··· MATERIAL FOR THIS TASK

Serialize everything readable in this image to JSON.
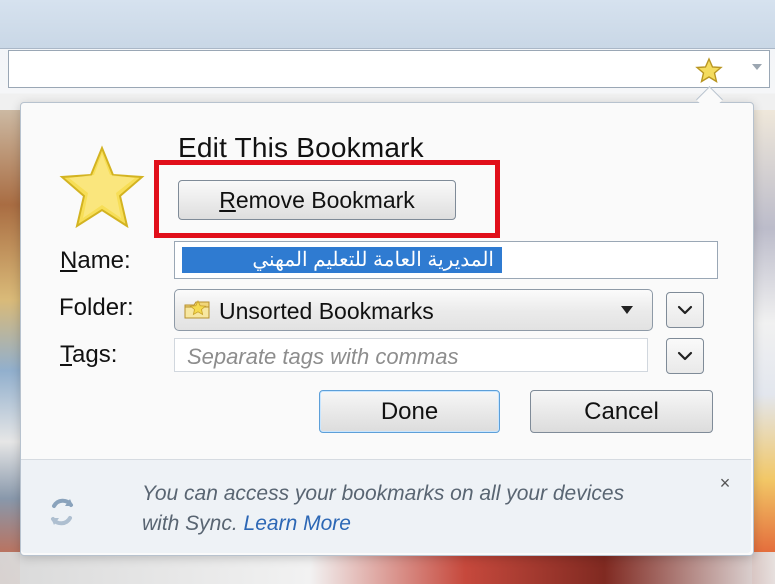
{
  "bookmark_panel": {
    "title": "Edit This Bookmark",
    "remove_button": "Remove Bookmark",
    "labels": {
      "name": "Name:",
      "folder": "Folder:",
      "tags": "Tags:"
    },
    "fields": {
      "name_value": "المديرية العامة للتعليم المهني",
      "folder_value": "Unsorted Bookmarks",
      "tags_placeholder": "Separate tags with commas"
    },
    "buttons": {
      "done": "Done",
      "cancel": "Cancel"
    },
    "sync_message": {
      "text": "You can access your bookmarks on all your devices with Sync.",
      "link": "Learn More"
    },
    "close_symbol": "×"
  },
  "colors": {
    "highlight_red": "#e10f1a",
    "selection_blue": "#2f7bd1",
    "link_blue": "#2c67b5",
    "footer_background": "#eef2f6"
  },
  "icons": {
    "toolbar_star": "star-icon",
    "panel_star": "star-icon",
    "folder": "folder-icon",
    "sync": "sync-icon",
    "dropdown": "chevron-down-icon",
    "close": "close-icon"
  }
}
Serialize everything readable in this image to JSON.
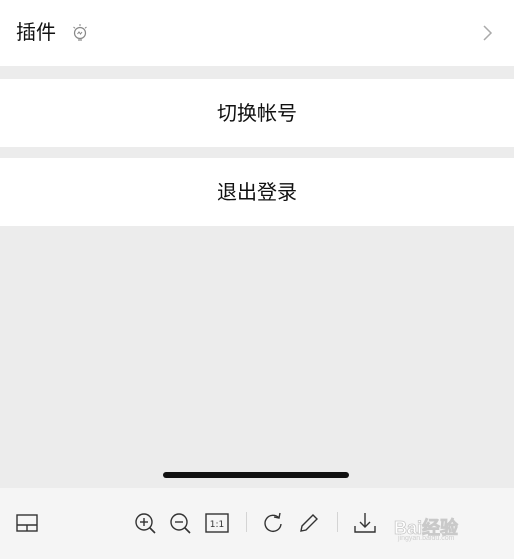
{
  "settings": {
    "plugins_label": "插件",
    "switch_account_label": "切换帐号",
    "logout_label": "退出登录"
  },
  "toolbar": {
    "fit_label": "1:1",
    "icons": [
      "layout-icon",
      "zoom-in-icon",
      "zoom-out-icon",
      "actual-size-icon",
      "rotate-icon",
      "edit-icon",
      "download-icon"
    ]
  },
  "watermark": {
    "text": "Bai经验",
    "url": "jingyan.baidu.com"
  }
}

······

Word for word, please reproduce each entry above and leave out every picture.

Serialize everything readable in this image to JSON.
{
  "bookmark_panel": {
    "title": "Edit This Bookmark",
    "remove_button": "Remove Bookmark",
    "labels": {
      "name": "Name:",
      "folder": "Folder:",
      "tags": "Tags:"
    },
    "fields": {
      "name_value": "المديرية العامة للتعليم المهني",
      "folder_value": "Unsorted Bookmarks",
      "tags_placeholder": "Separate tags with commas"
    },
    "buttons": {
      "done": "Done",
      "cancel": "Cancel"
    },
    "sync_message": {
      "text": "You can access your bookmarks on all your devices with Sync.",
      "link": "Learn More"
    },
    "close_symbol": "×"
  },
  "colors": {
    "highlight_red": "#e10f1a",
    "selection_blue": "#2f7bd1",
    "link_blue": "#2c67b5",
    "footer_background": "#eef2f6"
  },
  "icons": {
    "toolbar_star": "star-icon",
    "panel_star": "star-icon",
    "folder": "folder-icon",
    "sync": "sync-icon",
    "dropdown": "chevron-down-icon",
    "close": "close-icon"
  }
}
Serialize everything readable in this image to JSON.
{
  "settings": {
    "plugins_label": "插件",
    "switch_account_label": "切换帐号",
    "logout_label": "退出登录"
  },
  "toolbar": {
    "fit_label": "1:1",
    "icons": [
      "layout-icon",
      "zoom-in-icon",
      "zoom-out-icon",
      "actual-size-icon",
      "rotate-icon",
      "edit-icon",
      "download-icon"
    ]
  },
  "watermark": {
    "text": "Bai经验",
    "url": "jingyan.baidu.com"
  }
}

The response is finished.